# Prompt
Exact reproduction of all the data is required, with pictures excluded.

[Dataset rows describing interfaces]

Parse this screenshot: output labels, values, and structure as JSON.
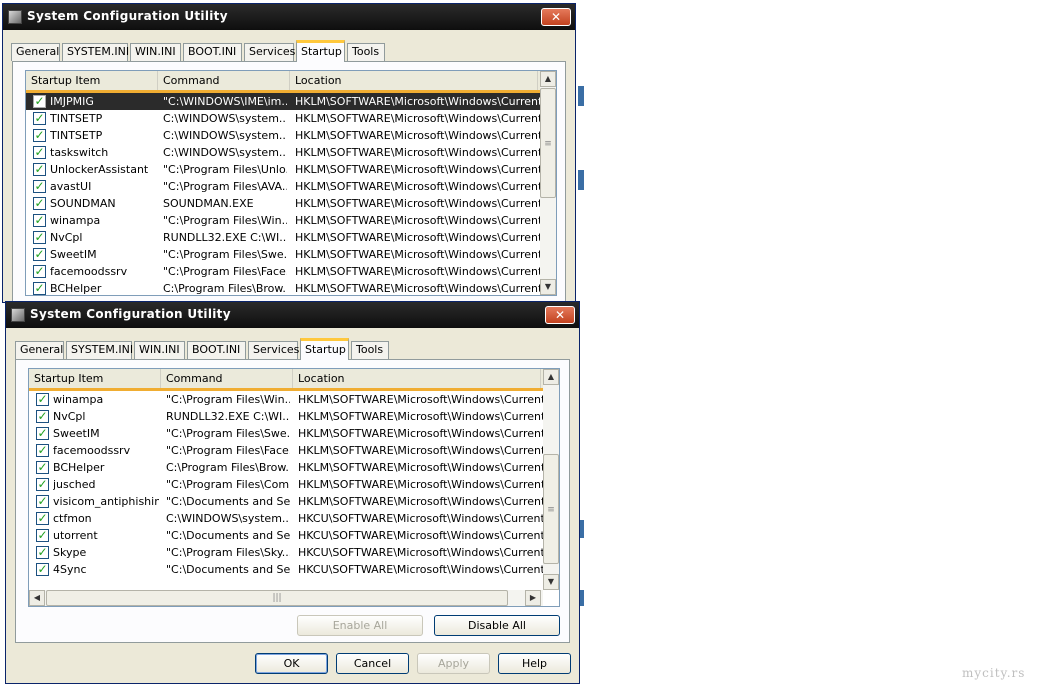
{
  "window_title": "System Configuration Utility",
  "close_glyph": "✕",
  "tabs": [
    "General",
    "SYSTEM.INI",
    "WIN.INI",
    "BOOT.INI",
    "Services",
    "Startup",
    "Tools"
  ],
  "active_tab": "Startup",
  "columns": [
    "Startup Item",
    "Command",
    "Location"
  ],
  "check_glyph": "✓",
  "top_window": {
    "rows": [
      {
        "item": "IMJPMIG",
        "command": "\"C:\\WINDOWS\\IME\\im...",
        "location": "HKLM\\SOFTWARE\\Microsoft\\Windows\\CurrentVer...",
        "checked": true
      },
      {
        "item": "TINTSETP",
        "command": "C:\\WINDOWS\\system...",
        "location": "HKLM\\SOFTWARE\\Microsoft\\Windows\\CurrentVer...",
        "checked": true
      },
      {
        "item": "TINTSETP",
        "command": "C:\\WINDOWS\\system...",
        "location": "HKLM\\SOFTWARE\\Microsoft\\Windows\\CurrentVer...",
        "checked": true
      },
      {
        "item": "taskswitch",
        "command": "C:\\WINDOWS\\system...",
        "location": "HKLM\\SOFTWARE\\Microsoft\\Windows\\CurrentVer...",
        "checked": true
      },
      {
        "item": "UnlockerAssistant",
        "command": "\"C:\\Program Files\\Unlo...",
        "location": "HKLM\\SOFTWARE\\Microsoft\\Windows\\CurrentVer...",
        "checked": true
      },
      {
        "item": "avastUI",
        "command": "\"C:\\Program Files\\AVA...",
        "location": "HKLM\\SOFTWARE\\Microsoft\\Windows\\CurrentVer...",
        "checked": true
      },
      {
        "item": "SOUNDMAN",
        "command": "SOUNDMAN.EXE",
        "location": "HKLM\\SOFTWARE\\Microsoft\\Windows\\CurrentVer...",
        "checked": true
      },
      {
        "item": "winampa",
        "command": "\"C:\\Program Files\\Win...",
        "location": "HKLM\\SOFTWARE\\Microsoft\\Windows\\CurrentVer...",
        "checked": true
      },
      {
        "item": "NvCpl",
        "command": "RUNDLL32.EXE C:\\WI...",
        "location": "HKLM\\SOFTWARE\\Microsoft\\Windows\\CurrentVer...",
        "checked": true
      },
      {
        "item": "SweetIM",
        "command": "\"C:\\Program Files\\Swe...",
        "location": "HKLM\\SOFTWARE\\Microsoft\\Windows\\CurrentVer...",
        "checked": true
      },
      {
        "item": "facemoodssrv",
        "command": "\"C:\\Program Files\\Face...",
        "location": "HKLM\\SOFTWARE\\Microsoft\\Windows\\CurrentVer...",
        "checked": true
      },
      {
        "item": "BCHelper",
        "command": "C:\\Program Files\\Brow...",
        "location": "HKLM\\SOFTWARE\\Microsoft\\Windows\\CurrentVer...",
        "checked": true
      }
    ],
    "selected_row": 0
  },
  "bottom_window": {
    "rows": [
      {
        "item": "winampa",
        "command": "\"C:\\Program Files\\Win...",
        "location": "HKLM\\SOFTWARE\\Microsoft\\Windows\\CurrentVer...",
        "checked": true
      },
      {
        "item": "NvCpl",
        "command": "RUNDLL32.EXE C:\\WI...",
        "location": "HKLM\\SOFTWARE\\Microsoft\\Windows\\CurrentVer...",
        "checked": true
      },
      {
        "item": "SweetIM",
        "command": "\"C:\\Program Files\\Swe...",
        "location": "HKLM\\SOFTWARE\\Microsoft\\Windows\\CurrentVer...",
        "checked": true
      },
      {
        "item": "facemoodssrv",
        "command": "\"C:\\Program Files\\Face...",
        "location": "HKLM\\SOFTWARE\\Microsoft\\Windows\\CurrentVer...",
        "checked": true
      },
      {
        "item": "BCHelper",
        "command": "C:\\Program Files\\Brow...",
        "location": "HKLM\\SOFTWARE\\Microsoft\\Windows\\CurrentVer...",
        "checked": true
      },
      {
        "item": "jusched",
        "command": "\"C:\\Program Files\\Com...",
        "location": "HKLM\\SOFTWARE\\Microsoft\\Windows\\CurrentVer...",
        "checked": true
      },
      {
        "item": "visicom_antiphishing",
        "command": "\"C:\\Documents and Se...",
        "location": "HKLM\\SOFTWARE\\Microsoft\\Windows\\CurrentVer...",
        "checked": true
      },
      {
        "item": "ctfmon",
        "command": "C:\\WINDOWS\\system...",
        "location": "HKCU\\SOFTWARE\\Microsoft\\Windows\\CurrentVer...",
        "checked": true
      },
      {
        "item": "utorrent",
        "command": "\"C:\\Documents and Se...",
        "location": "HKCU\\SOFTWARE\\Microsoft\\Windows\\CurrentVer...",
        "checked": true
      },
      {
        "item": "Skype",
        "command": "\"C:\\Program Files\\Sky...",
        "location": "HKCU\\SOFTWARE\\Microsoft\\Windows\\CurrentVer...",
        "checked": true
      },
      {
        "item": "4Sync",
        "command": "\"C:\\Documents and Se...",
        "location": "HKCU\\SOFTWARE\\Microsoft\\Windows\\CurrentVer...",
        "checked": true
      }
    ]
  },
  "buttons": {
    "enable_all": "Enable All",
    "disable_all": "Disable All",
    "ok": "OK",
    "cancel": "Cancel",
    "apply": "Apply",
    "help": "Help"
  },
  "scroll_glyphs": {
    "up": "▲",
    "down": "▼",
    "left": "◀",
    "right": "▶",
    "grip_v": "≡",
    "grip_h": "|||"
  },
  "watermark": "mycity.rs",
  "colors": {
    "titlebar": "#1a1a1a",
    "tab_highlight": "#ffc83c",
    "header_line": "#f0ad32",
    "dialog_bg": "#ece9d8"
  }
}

# Answer space
Parse this screenshot: output labels, values, and structure as JSON.
{
  "window_title": "System Configuration Utility",
  "close_glyph": "✕",
  "tabs": [
    "General",
    "SYSTEM.INI",
    "WIN.INI",
    "BOOT.INI",
    "Services",
    "Startup",
    "Tools"
  ],
  "active_tab": "Startup",
  "columns": [
    "Startup Item",
    "Command",
    "Location"
  ],
  "check_glyph": "✓",
  "top_window": {
    "rows": [
      {
        "item": "IMJPMIG",
        "command": "\"C:\\WINDOWS\\IME\\im...",
        "location": "HKLM\\SOFTWARE\\Microsoft\\Windows\\CurrentVer...",
        "checked": true
      },
      {
        "item": "TINTSETP",
        "command": "C:\\WINDOWS\\system...",
        "location": "HKLM\\SOFTWARE\\Microsoft\\Windows\\CurrentVer...",
        "checked": true
      },
      {
        "item": "TINTSETP",
        "command": "C:\\WINDOWS\\system...",
        "location": "HKLM\\SOFTWARE\\Microsoft\\Windows\\CurrentVer...",
        "checked": true
      },
      {
        "item": "taskswitch",
        "command": "C:\\WINDOWS\\system...",
        "location": "HKLM\\SOFTWARE\\Microsoft\\Windows\\CurrentVer...",
        "checked": true
      },
      {
        "item": "UnlockerAssistant",
        "command": "\"C:\\Program Files\\Unlo...",
        "location": "HKLM\\SOFTWARE\\Microsoft\\Windows\\CurrentVer...",
        "checked": true
      },
      {
        "item": "avastUI",
        "command": "\"C:\\Program Files\\AVA...",
        "location": "HKLM\\SOFTWARE\\Microsoft\\Windows\\CurrentVer...",
        "checked": true
      },
      {
        "item": "SOUNDMAN",
        "command": "SOUNDMAN.EXE",
        "location": "HKLM\\SOFTWARE\\Microsoft\\Windows\\CurrentVer...",
        "checked": true
      },
      {
        "item": "winampa",
        "command": "\"C:\\Program Files\\Win...",
        "location": "HKLM\\SOFTWARE\\Microsoft\\Windows\\CurrentVer...",
        "checked": true
      },
      {
        "item": "NvCpl",
        "command": "RUNDLL32.EXE C:\\WI...",
        "location": "HKLM\\SOFTWARE\\Microsoft\\Windows\\CurrentVer...",
        "checked": true
      },
      {
        "item": "SweetIM",
        "command": "\"C:\\Program Files\\Swe...",
        "location": "HKLM\\SOFTWARE\\Microsoft\\Windows\\CurrentVer...",
        "checked": true
      },
      {
        "item": "facemoodssrv",
        "command": "\"C:\\Program Files\\Face...",
        "location": "HKLM\\SOFTWARE\\Microsoft\\Windows\\CurrentVer...",
        "checked": true
      },
      {
        "item": "BCHelper",
        "command": "C:\\Program Files\\Brow...",
        "location": "HKLM\\SOFTWARE\\Microsoft\\Windows\\CurrentVer...",
        "checked": true
      }
    ],
    "selected_row": 0
  },
  "bottom_window": {
    "rows": [
      {
        "item": "winampa",
        "command": "\"C:\\Program Files\\Win...",
        "location": "HKLM\\SOFTWARE\\Microsoft\\Windows\\CurrentVer...",
        "checked": true
      },
      {
        "item": "NvCpl",
        "command": "RUNDLL32.EXE C:\\WI...",
        "location": "HKLM\\SOFTWARE\\Microsoft\\Windows\\CurrentVer...",
        "checked": true
      },
      {
        "item": "SweetIM",
        "command": "\"C:\\Program Files\\Swe...",
        "location": "HKLM\\SOFTWARE\\Microsoft\\Windows\\CurrentVer...",
        "checked": true
      },
      {
        "item": "facemoodssrv",
        "command": "\"C:\\Program Files\\Face...",
        "location": "HKLM\\SOFTWARE\\Microsoft\\Windows\\CurrentVer...",
        "checked": true
      },
      {
        "item": "BCHelper",
        "command": "C:\\Program Files\\Brow...",
        "location": "HKLM\\SOFTWARE\\Microsoft\\Windows\\CurrentVer...",
        "checked": true
      },
      {
        "item": "jusched",
        "command": "\"C:\\Program Files\\Com...",
        "location": "HKLM\\SOFTWARE\\Microsoft\\Windows\\CurrentVer...",
        "checked": true
      },
      {
        "item": "visicom_antiphishing",
        "command": "\"C:\\Documents and Se...",
        "location": "HKLM\\SOFTWARE\\Microsoft\\Windows\\CurrentVer...",
        "checked": true
      },
      {
        "item": "ctfmon",
        "command": "C:\\WINDOWS\\system...",
        "location": "HKCU\\SOFTWARE\\Microsoft\\Windows\\CurrentVer...",
        "checked": true
      },
      {
        "item": "utorrent",
        "command": "\"C:\\Documents and Se...",
        "location": "HKCU\\SOFTWARE\\Microsoft\\Windows\\CurrentVer...",
        "checked": true
      },
      {
        "item": "Skype",
        "command": "\"C:\\Program Files\\Sky...",
        "location": "HKCU\\SOFTWARE\\Microsoft\\Windows\\CurrentVer...",
        "checked": true
      },
      {
        "item": "4Sync",
        "command": "\"C:\\Documents and Se...",
        "location": "HKCU\\SOFTWARE\\Microsoft\\Windows\\CurrentVer...",
        "checked": true
      }
    ]
  },
  "buttons": {
    "enable_all": "Enable All",
    "disable_all": "Disable All",
    "ok": "OK",
    "cancel": "Cancel",
    "apply": "Apply",
    "help": "Help"
  },
  "scroll_glyphs": {
    "up": "▲",
    "down": "▼",
    "left": "◀",
    "right": "▶",
    "grip_v": "≡",
    "grip_h": "|||"
  },
  "watermark": "mycity.rs",
  "colors": {
    "titlebar": "#1a1a1a",
    "tab_highlight": "#ffc83c",
    "header_line": "#f0ad32",
    "dialog_bg": "#ece9d8"
  }
}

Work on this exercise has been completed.